The International Olympic Committee, along with plenty of scientists, thinks that caffeine is a performance-enhancing drug. Studies have found that coffee helps release free fatty acids which can improve athletic performance, while caffeine reduces the pain experienced in moderate to intense exercise.
Does coffee cause dehydration?
Yes and no. Caffeine’s a mild diuretic, but after three to five days of drinking caffeinated beverages, the body adjusts to eliminate the dehydrating effects.
Does coffee contain antioxidants?
According to a study published in the Journal of Agricultural and Food Chemistry, coffee, depending on the bean and brewing method, can have four times the antioxidant content of green tea.
Do regular coffee drinkers become immune to coffee’s effects?
Some people develop a tolerance to its stimulatory effects. In these cases, caffeine brings heavy coffee drinkers back up to baseline or "normal” — rather than giving them a boost — because they are living in withdrawal without coffee.
Will coffee help me get pregnant?
According to scientists at the American Society for Reproductive Medicine, caffeine in coffee appears to increase sperm “motility” (the speed at which sperm moves), and heightened motility increases the odds of pregnancy.
Is coffee bad for my heart?
One study found that drinking two or more cups of coffee a day can increase the risk of heart disease in people with a mutation that slows caffeine breakdown in the body. Occasional coffee drinkers might have a spike in blood pressure. With regular coffee drinkers, according to the Mayo Clinic, tolerance develops and the blood pressure falls to previous levels.
Does coffee cause nervousness and irritability?
If you’re already stressed out, don’t overdo coffee.

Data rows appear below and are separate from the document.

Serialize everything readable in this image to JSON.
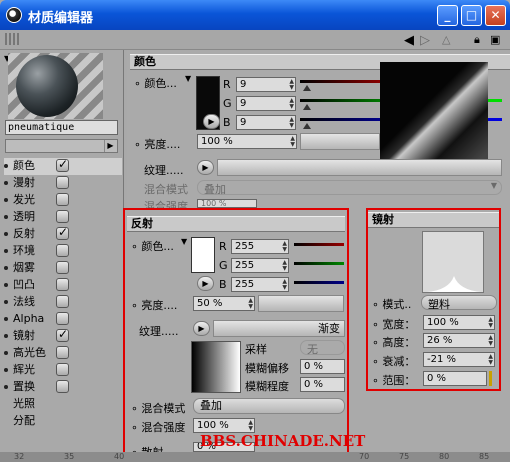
{
  "window": {
    "title": "材质编辑器",
    "minimize": "_",
    "maximize": "□",
    "close": "✕"
  },
  "material": {
    "name": "pneumatique"
  },
  "channels": [
    {
      "label": "颜色",
      "checked": true,
      "selected": true
    },
    {
      "label": "漫射",
      "checked": false
    },
    {
      "label": "发光",
      "checked": false
    },
    {
      "label": "透明",
      "checked": false
    },
    {
      "label": "反射",
      "checked": true
    },
    {
      "label": "环境",
      "checked": false
    },
    {
      "label": "烟雾",
      "checked": false
    },
    {
      "label": "凹凸",
      "checked": false
    },
    {
      "label": "法线",
      "checked": false
    },
    {
      "label": "Alpha",
      "checked": false
    },
    {
      "label": "镜射",
      "checked": true
    },
    {
      "label": "高光色",
      "checked": false
    },
    {
      "label": "辉光",
      "checked": false
    },
    {
      "label": "置换",
      "checked": false
    },
    {
      "label": "光照",
      "checked": null
    },
    {
      "label": "分配",
      "checked": null
    }
  ],
  "color_section": {
    "header": "颜色",
    "color_label": "颜色",
    "r": "9",
    "g": "9",
    "b": "9",
    "r_label": "R",
    "g_label": "G",
    "b_label": "B",
    "brightness_label": "亮度",
    "brightness": "100 %",
    "texture_label": "纹理",
    "blend_mode_label": "混合模式",
    "blend_mode": "叠加",
    "blend_strength_label": "混合强度",
    "blend_strength": "100 %",
    "swatch": "#090909"
  },
  "reflection_section": {
    "header": "反射",
    "color_label": "颜色",
    "r": "255",
    "g": "255",
    "b": "255",
    "r_label": "R",
    "g_label": "G",
    "b_label": "B",
    "brightness_label": "亮度",
    "brightness": "50 %",
    "texture_label": "纹理",
    "gradient_label": "渐变",
    "sample_label": "采样",
    "sample_value": "无",
    "blur_offset_label": "模糊偏移",
    "blur_offset": "0 %",
    "blur_degree_label": "模糊程度",
    "blur_degree": "0 %",
    "blend_mode_label": "混合模式",
    "blend_mode": "叠加",
    "blend_strength_label": "混合强度",
    "blend_strength": "100 %",
    "scatter_label": "散射",
    "scatter": "0 %",
    "swatch": "#ffffff"
  },
  "specular_section": {
    "header": "镜射",
    "mode_label": "模式",
    "mode": "塑料",
    "width_label": "宽度",
    "width": "100 %",
    "height_label": "高度",
    "height": "26 %",
    "falloff_label": "衰减",
    "falloff": "-21 %",
    "range_label": "范围",
    "range": "0 %"
  },
  "ruler_ticks": [
    "32",
    "35",
    "40",
    "70",
    "75",
    "80",
    "85"
  ],
  "watermark": "BBS.CHINADE.NET",
  "colors": {
    "highlight_box": "#e00000",
    "titlebar": "#0a55d8"
  }
}
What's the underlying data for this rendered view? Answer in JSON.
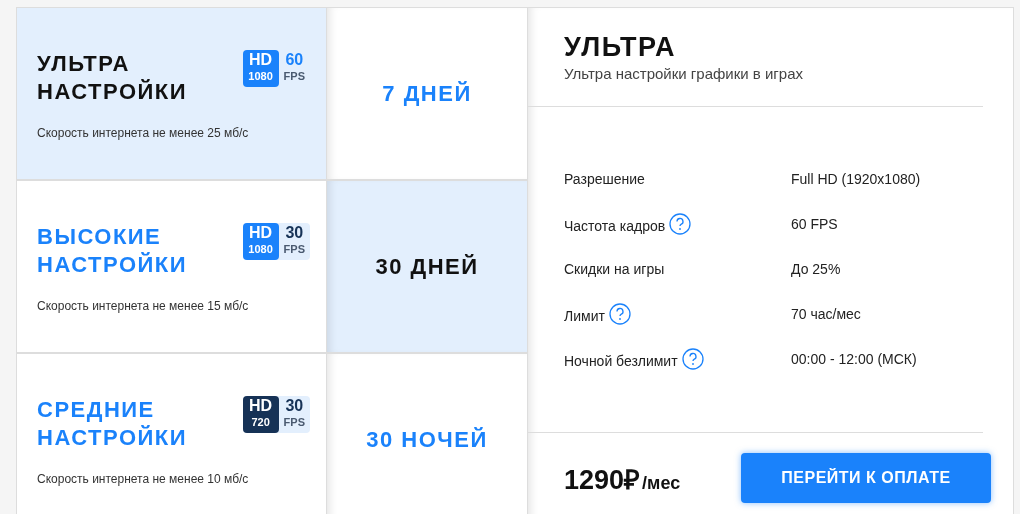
{
  "plans": [
    {
      "title": "УЛЬТРА НАСТРОЙКИ",
      "selected": true,
      "badge": {
        "hd": "HD",
        "resolution": "1080",
        "color": "#1a82fb",
        "fps": "60",
        "fps_unit": "FPS"
      },
      "speed": "Скорость интернета не менее 25 мб/с"
    },
    {
      "title": "ВЫСОКИЕ НАСТРОЙКИ",
      "selected": false,
      "badge": {
        "hd": "HD",
        "resolution": "1080",
        "color": "#1a82fb",
        "fps": "30",
        "fps_unit": "FPS"
      },
      "speed": "Скорость интернета не менее 15 мб/с"
    },
    {
      "title": "СРЕДНИЕ НАСТРОЙКИ",
      "selected": false,
      "badge": {
        "hd": "HD",
        "resolution": "720",
        "color": "#163256",
        "fps": "30",
        "fps_unit": "FPS"
      },
      "speed": "Скорость интернета не менее 10 мб/с"
    }
  ],
  "periods": [
    {
      "label": "7 ДНЕЙ",
      "selected": false
    },
    {
      "label": "30 ДНЕЙ",
      "selected": true
    },
    {
      "label": "30 НОЧЕЙ",
      "selected": false
    }
  ],
  "details": {
    "title": "УЛЬТРА",
    "subtitle": "Ультра настройки графики в играх",
    "specs": [
      {
        "label": "Разрешение",
        "help": false,
        "value": "Full HD (1920x1080)"
      },
      {
        "label": "Частота кадров",
        "help": true,
        "value": "60 FPS"
      },
      {
        "label": "Скидки на игры",
        "help": false,
        "value": "До 25%"
      },
      {
        "label": "Лимит",
        "help": true,
        "value": "70 час/мес"
      },
      {
        "label": "Ночной безлимит",
        "help": true,
        "value": "00:00 - 12:00 (МСК)"
      }
    ],
    "price": "1290₽",
    "price_unit": "/мес",
    "button": "ПЕРЕЙТИ К ОПЛАТЕ"
  }
}
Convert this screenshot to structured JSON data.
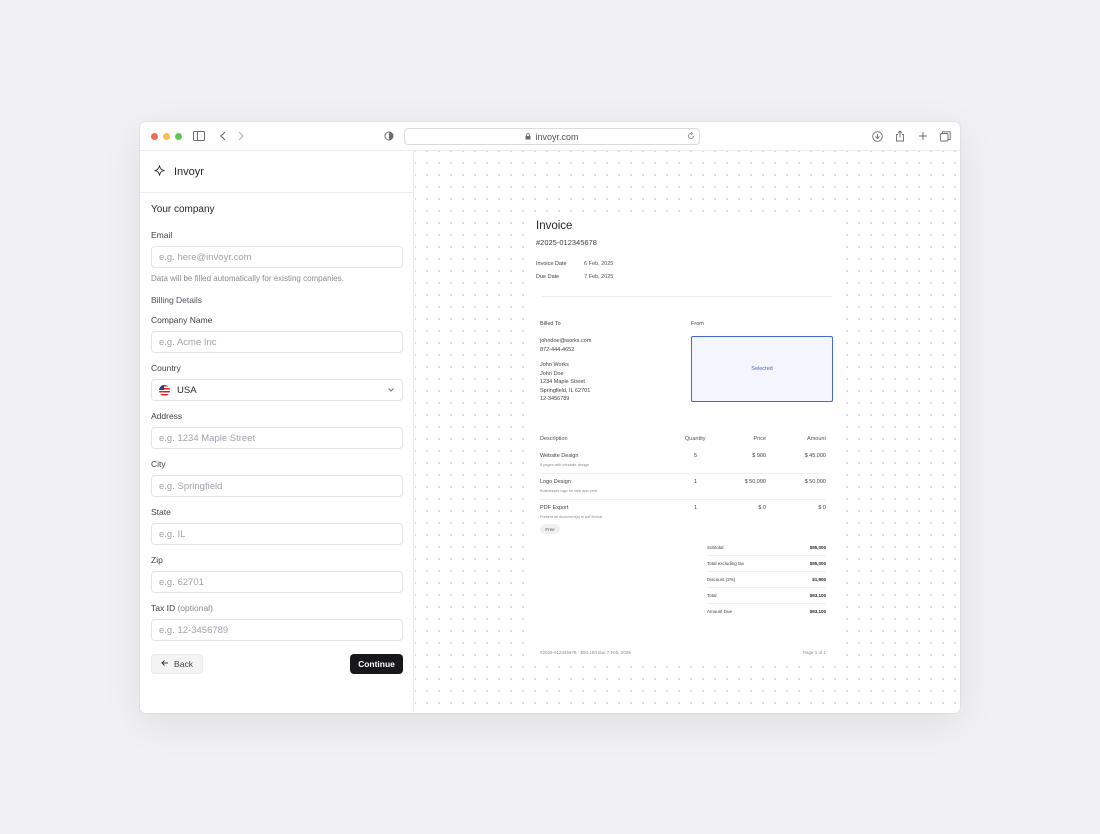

Drinking more than four cups a day can cause anxiety, sleeplessness and irritability, especially in people who are prone to those.